“It wasn’t necessarily about what I liked,” Chestnut says of the process. “It had to have a range to encompass various different points of view. It had to be something that had good sound. Not too bright, not too dark, right in the middle. Just a joy to play.”

After trying out a few, the seven-foot Steinway B model proved to be the winner: “I sat down and started playing, and it felt really good to me,” Chestnut says. “I just kept playing and playing, and after about 20 minutes, everybody looked at me and said, ‘Oh I guess that’s the one, huh?’” Chestnut will grace the piano keys once again when he performs with Buster Williams and Lenny White at the club May 22-26.

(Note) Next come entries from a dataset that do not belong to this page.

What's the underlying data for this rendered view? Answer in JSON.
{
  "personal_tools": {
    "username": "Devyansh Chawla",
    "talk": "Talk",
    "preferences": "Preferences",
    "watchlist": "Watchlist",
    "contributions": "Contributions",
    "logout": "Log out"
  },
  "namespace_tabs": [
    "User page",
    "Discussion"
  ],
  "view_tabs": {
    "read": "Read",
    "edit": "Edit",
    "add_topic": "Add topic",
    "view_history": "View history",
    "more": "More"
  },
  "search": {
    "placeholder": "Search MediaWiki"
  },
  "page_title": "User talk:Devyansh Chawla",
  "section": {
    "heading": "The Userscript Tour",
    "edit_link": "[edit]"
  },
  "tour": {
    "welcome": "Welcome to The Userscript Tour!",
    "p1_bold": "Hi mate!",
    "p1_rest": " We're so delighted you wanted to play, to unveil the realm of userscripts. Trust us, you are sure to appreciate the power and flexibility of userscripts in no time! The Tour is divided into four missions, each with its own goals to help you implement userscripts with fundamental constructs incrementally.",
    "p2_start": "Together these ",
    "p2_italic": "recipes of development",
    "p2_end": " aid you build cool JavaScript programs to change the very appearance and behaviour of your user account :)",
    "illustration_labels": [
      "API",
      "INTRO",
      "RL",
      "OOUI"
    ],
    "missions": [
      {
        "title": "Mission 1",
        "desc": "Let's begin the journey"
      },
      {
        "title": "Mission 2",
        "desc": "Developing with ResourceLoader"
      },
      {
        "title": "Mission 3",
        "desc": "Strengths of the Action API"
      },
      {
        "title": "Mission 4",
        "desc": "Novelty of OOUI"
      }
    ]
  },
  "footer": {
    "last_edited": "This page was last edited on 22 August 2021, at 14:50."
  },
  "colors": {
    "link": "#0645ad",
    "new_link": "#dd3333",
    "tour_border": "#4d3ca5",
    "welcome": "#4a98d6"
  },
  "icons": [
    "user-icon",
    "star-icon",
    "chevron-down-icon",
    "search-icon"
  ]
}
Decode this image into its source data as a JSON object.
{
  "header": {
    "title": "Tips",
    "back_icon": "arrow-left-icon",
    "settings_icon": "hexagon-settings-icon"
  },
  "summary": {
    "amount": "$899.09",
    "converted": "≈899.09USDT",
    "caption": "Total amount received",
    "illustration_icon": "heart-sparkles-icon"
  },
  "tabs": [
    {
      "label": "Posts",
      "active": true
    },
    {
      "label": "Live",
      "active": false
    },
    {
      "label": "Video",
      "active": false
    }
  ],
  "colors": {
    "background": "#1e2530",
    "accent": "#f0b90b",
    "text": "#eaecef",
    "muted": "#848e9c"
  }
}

Keystone Korner is an indicator of a local jazz revival.
As Chestnut puts it, “I think Keystone will really be the start of a new jazz renaissance in Baltimore,” he says. “This place is really going to up the ante. We’ll once again have that jazz hub that Baltimore had for so many years.”

While there are many local venues that have become known for hosting jazz bands—including An Die Musik, Germano’s Piattini, and Bertha’s Mussels—Keystone fills a void left behind by clubs like Ethel’s Place, Blues Alley, and the Left Bank Jazz Society.

Another club called Bentley’s is expected to open in the former Cookers Music Bistro space on Howard Street in the coming months—contributing to the overall revival of Charm City’s storied jazz scene.

“I remember when I first got to New York and I said I was from Baltimore, people looked at me differently because it was just this known thing that cats from Baltimore had something special,” Chestnut says. “Just as cats from New Orleans and Chicago, Baltimore was like ‘Okay, oh you’re from Baltimore.’ There was a certain expectation. That is really something special.”